Every entry should be returned exactly. Omit none of them.

--- INFORMATION GIVEN Enclosed Below ---

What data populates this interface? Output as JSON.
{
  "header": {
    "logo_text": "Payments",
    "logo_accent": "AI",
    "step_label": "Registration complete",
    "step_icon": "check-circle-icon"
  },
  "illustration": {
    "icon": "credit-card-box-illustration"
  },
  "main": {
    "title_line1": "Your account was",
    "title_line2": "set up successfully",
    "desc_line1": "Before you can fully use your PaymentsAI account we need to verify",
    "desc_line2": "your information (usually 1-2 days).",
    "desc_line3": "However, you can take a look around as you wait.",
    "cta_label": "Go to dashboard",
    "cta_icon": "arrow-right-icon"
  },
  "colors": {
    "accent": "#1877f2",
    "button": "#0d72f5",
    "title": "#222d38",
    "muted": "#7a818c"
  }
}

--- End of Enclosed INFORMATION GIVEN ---

SOLUTION FOR THIS EXERCISE ▸
What data populates this interface? Output as JSON.
{
  "header": {
    "logo_text": "Payments",
    "logo_accent": "AI",
    "step_label": "Registration complete",
    "step_icon": "check-circle-icon"
  },
  "illustration": {
    "icon": "credit-card-box-illustration"
  },
  "main": {
    "title_line1": "Your account was",
    "title_line2": "set up successfully",
    "desc_line1": "Before you can fully use your PaymentsAI account we need to verify",
    "desc_line2": "your information (usually 1-2 days).",
    "desc_line3": "However, you can take a look around as you wait.",
    "cta_label": "Go to dashboard",
    "cta_icon": "arrow-right-icon"
  },
  "colors": {
    "accent": "#1877f2",
    "button": "#0d72f5",
    "title": "#222d38",
    "muted": "#7a818c"
  }
}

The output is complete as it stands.